Even among policymakers, there’s a common misconception that new fossil fuel infrastructure development invariably increases “reliability” and “reduces” consumer energy costs. This may hold true when there is a real probability that demand might exceed available capacity. However, in cases where ample capacity already exists, additional fossil fuel infrastructure often drives up rates for consumers. That is because utilities can pass the cost of building and operating new infrastructure entirely onto consumers–increasing energy rates with no corresponding benefit to the public. To prevent (among other things) these adverse consequences of infrastructure “overbuild,” the Federal Energy Regulatory Commission (FERC) is supposed to review proposals for new gas infrastructure to ensure that approved projects are in the “public convenience and necessity.” FERC unfortunately has largely abdicated this duty and primarily serves as a rubber stamp for the build-out of unnecessary fossil fuel infrastructure.
For evidence of how fossil fuel interests have completely captured federal regulation of interstate gas infrastructure, look no further than FERC’s recent approval of Transcontinental’s Regional Energy Access Expansion (“REAE”) gas project. The Niskanen Center represents the lead petitioner, New Jersey Conservation Foundation, and the New Jersey League of Conservation Voters, Aquashicola Pohopoco Watershed Association, and an impacted landowner. Together, they are challenging this project primarily due to its harm to consumers and the deeply troubling precedent it sets, which could impede states’ ability to engage in the vital clean energy planning necessary to transition to a zero-carbon, affordable, and modern grid.

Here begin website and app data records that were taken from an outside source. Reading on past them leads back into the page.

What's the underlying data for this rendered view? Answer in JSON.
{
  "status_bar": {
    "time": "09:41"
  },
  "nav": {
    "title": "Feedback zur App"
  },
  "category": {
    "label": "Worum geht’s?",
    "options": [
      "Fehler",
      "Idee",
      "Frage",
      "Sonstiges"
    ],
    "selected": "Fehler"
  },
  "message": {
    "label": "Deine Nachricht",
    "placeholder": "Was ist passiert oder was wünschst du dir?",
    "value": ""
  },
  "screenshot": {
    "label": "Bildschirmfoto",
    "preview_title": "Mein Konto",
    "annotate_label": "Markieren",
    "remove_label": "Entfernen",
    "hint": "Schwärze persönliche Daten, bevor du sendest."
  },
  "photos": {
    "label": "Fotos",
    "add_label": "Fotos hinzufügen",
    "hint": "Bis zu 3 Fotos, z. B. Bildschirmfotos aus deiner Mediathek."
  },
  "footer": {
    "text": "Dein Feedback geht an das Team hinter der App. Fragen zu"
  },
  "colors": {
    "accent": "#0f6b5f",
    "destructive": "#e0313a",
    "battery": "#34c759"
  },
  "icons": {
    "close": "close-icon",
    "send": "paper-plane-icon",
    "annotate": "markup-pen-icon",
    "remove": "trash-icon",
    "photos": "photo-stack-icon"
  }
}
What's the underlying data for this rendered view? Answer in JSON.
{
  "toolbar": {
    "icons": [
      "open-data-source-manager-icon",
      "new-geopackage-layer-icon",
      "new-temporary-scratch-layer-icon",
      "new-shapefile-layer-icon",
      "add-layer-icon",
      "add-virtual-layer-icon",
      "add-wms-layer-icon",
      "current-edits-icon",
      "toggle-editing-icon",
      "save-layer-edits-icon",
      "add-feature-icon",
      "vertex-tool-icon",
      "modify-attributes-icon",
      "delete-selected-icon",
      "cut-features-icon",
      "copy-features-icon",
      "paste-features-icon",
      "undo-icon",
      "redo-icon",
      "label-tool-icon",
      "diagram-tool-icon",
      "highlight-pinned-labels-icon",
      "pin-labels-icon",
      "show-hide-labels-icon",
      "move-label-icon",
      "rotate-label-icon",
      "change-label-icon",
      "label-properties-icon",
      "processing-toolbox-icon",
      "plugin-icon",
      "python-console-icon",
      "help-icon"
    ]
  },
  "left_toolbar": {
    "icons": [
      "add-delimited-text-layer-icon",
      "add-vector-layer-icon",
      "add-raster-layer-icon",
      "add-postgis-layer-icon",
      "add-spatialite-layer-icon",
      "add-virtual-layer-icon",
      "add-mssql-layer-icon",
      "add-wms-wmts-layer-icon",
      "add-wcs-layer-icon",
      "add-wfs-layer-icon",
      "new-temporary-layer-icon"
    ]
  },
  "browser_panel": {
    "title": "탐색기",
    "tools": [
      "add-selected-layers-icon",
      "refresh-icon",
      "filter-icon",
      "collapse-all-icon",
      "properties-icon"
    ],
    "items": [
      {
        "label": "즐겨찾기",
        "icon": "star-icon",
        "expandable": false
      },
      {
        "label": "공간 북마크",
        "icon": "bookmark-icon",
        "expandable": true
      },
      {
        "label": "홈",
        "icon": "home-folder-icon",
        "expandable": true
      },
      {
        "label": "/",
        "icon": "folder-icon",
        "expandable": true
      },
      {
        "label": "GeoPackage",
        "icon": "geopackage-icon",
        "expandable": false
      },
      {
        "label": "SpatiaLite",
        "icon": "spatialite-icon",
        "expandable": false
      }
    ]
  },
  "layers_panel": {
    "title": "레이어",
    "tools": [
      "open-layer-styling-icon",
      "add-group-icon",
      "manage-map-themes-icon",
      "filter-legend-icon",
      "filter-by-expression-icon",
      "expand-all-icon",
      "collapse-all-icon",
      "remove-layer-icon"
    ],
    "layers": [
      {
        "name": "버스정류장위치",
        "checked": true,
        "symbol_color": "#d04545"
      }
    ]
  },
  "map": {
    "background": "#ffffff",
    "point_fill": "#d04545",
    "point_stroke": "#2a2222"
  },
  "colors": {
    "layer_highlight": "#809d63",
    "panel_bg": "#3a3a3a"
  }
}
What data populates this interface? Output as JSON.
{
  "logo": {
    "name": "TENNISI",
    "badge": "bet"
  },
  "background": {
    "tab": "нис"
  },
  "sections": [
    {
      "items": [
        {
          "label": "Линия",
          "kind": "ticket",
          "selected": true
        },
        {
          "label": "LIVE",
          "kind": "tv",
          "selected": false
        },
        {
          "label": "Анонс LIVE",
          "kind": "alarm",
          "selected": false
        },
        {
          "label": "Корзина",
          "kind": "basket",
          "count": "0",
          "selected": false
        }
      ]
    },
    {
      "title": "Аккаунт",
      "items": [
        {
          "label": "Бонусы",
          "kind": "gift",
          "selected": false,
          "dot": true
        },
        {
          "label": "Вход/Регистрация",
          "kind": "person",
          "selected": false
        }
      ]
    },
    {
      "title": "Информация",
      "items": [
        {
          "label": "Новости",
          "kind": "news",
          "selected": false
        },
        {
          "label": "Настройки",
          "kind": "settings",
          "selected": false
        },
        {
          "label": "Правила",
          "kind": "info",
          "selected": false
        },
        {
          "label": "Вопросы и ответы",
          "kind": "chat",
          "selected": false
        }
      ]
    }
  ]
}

At the state level, New Jersey invested considerable time and resources in evaluating its gas capacity needs, including an independent expert report and dedicated docket and investigations by the New Jersey Board of Public Utilities.The result, which New Jersey presented to FERC, was unequivocal: the State does not need additional gas capacity—even in an extreme weather event. FERC effectively ignored this firm conclusion and corresponding expert analysis. Now, over 73.5% of REAE’s gas capacity—of a total whopping 829,400 dekatherms per day—is destined for New Jersey markets. This unnecessary capacity undermines the laborious work of energy planning, benefitting only corporate shareholders at the expense of average American consumers.
Meanwhile, utilities can turn around and sell the unneeded or surplus capacity on the secondary or ‘spot’ market to the highest bidder, including energy trading companies and electric generators. This creates a perverse incentive structure where utilities are motivated to contract for unnecessary capacity because they are guaranteed a return on investment, making the investment virtually risk-free. This is layered on top of FERC guaranteeing nearly 14% return on equity for any approved interstate gas project, irrespective of need.
By approving REAE, FERC has signed off on such an approach and cast aside the state and regulatory bodies charged with guarding the public interest. In fact, the office required by law to protect New Jersey consumers— New Jersey’s Rate Counsel—strongly opposes the project and has joined in our challenge against FERC. As previously noted, eight other states also joined as amici in the challenge, as they recognize that FERC’s approval of REAE “abrogates its duty to guard against overbuilding and to protect consumers.” This is further exemplified by FERC’s approval yesterday of TC Energy’s GTN Xpress Project, which Washington state and West Coast U.S. Senators oppose on similar grounds.
Moreover, FERC’s approval of the REAE project obstructs New Jersey’s progress towards clean energy goals, increasing New Jersey’s annual greenhouse gas emissions by 12% and accounting for nearly 50% of the state’s 2050 emissions. In the words of the eight-state amici group, FERC’s decision “infringes on the [States’] sovereign interests in executing their laws, achieving their policy goals, and protecting public welfare” within their borders. FERC’s endorsement of the gas industry’s hollow justifications for such projects raises concerns about future federal governance and oversight of the fossil fuel industry and energy markets, necessitating the D.C Circuit’s thorough examination and rebuke.
Just last week, FERC doubled down on its flawed analysis by filing a brief in the D.C. Circuit supporting this precedent-setting authorization. FERC relies on vague, undefined assertions of “reliability” and the ‘diversification’ of natural gas sources. If this line of thinking prevails, any gas project proposed ever, regardless of any actual need, would be justified as ‘diversifying’ our resources and improving ‘reliability,’ even if it means constructing redundant infrastructure in a market oversaturated with ample capacity.
This is no battle of the experts. The record unequivocally demonstrates that New Jersey doesn’t need more gas capacity or another gas pipeline. If this approval stands, it could establish a precedent allowing FERC to disregard and undermine states’ ability to plan for and achieve their long-term clean energy goals. On the other side of the ledger, however, are the interests of project applicants, shippers, and utilities, guided by powerful economic incentives to build and contract for unnecessary gas capacity. FERC’s parroting of the gas industry’s justifications for such projects is an ominous harbinger of the federal government’s diminished integrity and captured oversight of our energy planning and markets. The D.C. Circuit vacating FERC’s approval of REAE would be a vital step toward curbing this troubling trend.